::: The data

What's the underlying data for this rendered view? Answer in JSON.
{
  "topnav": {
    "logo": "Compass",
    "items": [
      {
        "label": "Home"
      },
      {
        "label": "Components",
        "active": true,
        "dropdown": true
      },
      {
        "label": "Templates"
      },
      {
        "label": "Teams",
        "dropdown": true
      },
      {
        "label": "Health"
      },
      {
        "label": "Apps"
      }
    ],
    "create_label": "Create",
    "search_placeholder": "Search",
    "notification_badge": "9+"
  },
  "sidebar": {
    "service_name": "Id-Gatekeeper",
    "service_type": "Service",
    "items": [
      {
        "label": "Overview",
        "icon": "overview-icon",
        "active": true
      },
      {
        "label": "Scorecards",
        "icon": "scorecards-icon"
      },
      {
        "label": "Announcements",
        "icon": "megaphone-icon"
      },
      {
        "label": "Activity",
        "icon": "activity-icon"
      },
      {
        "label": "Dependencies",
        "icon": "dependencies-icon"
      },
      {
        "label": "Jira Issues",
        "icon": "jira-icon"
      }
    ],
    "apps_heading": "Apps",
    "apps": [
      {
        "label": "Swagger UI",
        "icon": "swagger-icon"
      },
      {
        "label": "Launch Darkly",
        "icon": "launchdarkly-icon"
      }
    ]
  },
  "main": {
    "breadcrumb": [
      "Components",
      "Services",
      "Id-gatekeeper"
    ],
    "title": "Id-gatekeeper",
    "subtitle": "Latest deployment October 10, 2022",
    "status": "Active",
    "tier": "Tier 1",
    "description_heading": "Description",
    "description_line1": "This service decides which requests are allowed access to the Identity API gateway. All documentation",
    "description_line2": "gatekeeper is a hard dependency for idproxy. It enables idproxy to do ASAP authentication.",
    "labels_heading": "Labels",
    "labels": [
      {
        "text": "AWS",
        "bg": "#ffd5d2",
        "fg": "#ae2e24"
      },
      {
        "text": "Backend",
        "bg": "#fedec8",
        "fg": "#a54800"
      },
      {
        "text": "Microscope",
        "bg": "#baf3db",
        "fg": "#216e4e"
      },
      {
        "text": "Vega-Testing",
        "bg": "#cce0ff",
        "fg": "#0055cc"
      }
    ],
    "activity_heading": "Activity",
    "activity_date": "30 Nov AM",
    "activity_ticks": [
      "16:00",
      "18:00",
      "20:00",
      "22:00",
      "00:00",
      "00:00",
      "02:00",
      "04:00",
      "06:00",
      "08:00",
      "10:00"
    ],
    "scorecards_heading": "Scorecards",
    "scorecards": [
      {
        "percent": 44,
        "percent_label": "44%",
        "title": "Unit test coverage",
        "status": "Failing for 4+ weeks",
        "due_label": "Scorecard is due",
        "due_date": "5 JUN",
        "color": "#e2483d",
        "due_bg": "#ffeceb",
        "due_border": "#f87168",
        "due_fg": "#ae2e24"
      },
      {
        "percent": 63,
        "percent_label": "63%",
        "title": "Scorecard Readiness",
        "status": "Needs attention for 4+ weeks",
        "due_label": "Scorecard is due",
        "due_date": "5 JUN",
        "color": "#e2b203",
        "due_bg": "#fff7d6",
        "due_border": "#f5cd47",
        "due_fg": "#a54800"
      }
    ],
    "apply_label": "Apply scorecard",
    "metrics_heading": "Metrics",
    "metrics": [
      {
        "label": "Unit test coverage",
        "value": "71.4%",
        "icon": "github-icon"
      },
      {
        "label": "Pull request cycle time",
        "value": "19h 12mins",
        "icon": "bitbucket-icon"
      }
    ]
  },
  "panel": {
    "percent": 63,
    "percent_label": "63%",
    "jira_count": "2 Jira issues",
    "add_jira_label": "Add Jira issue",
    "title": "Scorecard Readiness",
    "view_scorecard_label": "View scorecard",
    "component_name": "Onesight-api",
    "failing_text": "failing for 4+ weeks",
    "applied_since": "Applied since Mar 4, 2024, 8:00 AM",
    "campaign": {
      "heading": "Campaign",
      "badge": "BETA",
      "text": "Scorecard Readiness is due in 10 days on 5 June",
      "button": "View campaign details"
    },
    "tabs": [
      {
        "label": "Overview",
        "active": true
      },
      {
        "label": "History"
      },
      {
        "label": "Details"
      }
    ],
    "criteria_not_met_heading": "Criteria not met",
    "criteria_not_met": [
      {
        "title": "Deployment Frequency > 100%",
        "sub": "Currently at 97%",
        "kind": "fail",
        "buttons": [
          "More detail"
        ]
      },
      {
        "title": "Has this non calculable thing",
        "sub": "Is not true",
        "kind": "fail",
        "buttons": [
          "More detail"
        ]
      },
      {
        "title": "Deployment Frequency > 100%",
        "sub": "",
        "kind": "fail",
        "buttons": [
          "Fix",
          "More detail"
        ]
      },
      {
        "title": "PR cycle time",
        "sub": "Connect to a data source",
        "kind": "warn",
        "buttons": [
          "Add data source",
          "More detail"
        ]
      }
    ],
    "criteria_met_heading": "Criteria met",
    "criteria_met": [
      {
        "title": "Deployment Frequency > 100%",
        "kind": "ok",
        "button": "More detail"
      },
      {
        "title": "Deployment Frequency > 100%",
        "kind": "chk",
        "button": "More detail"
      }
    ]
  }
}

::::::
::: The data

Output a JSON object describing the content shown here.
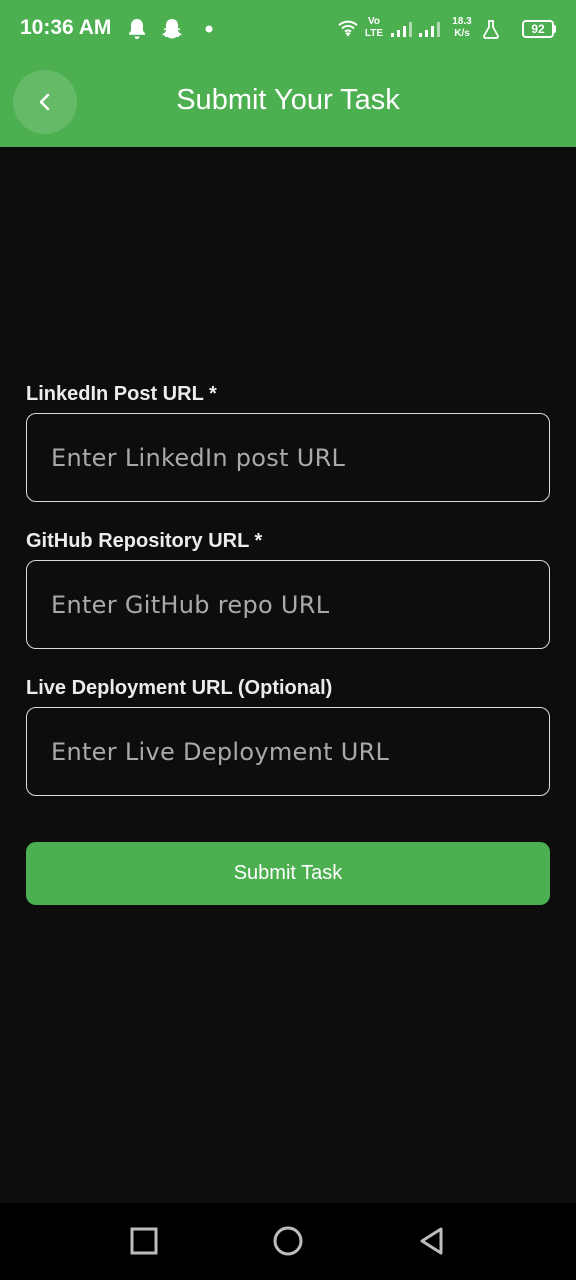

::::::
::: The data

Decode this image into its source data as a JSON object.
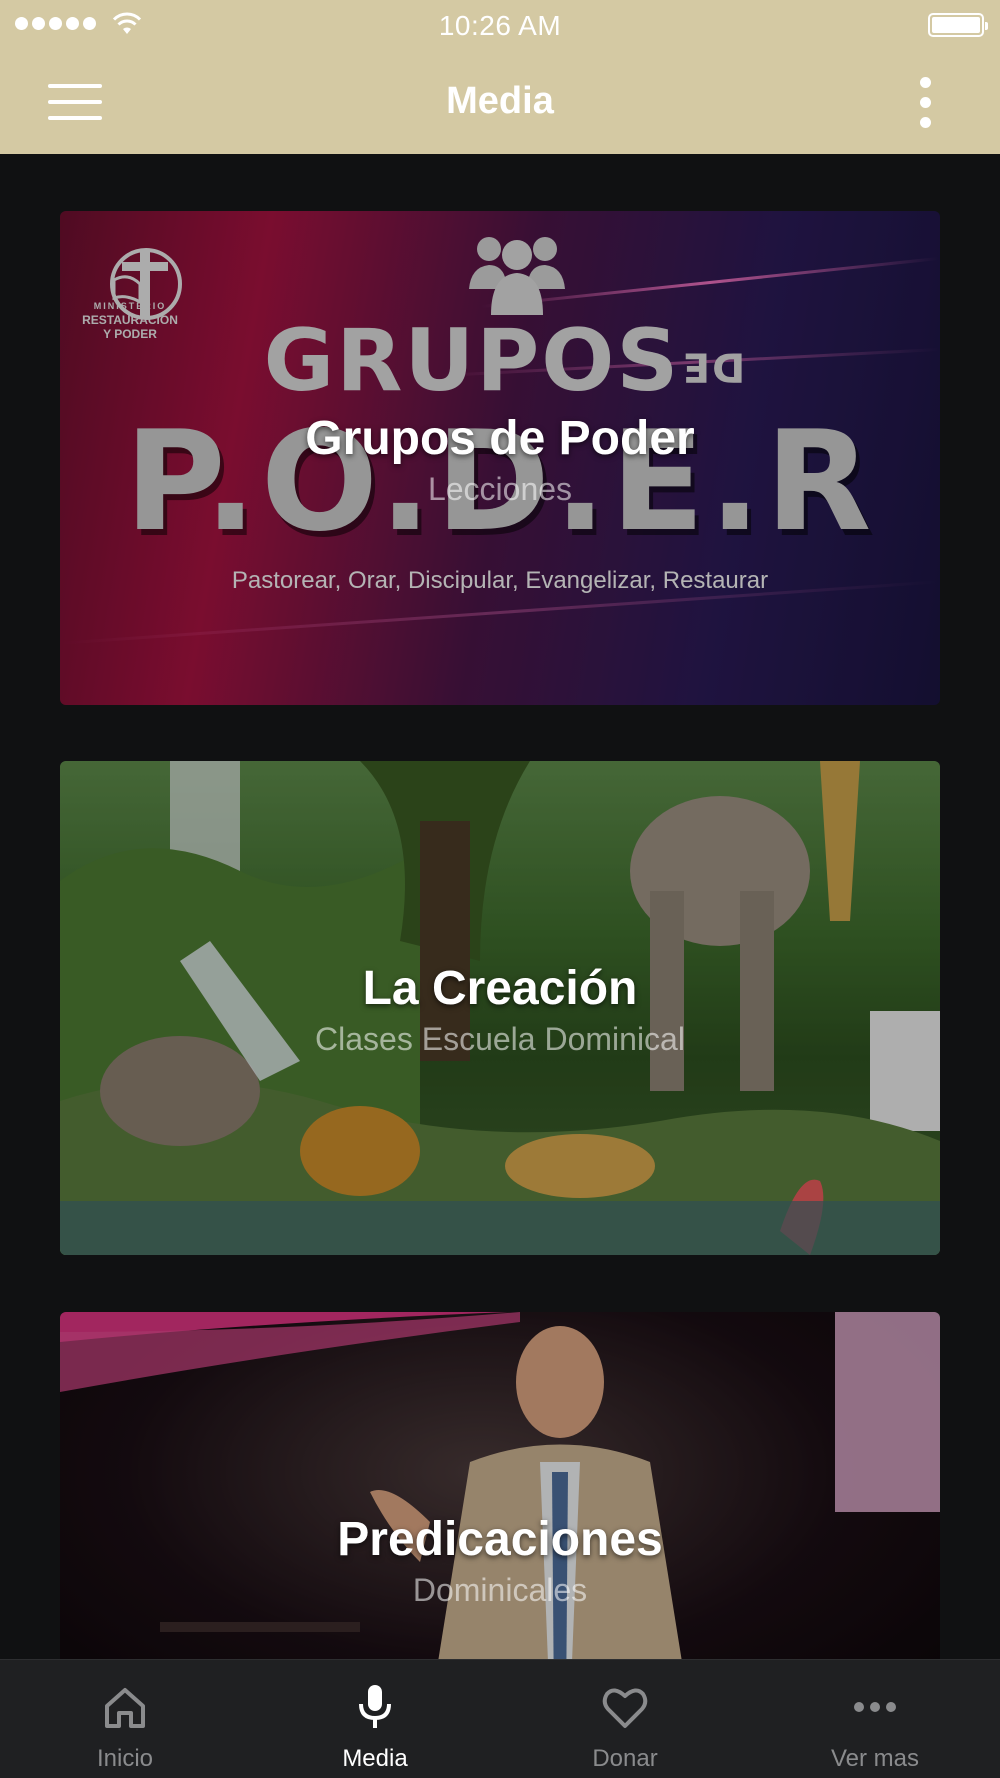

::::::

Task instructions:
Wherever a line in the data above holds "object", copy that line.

Answer to this exercise:
Output a JSON object describing the content shown here.
Decode this image into its source data as a JSON object.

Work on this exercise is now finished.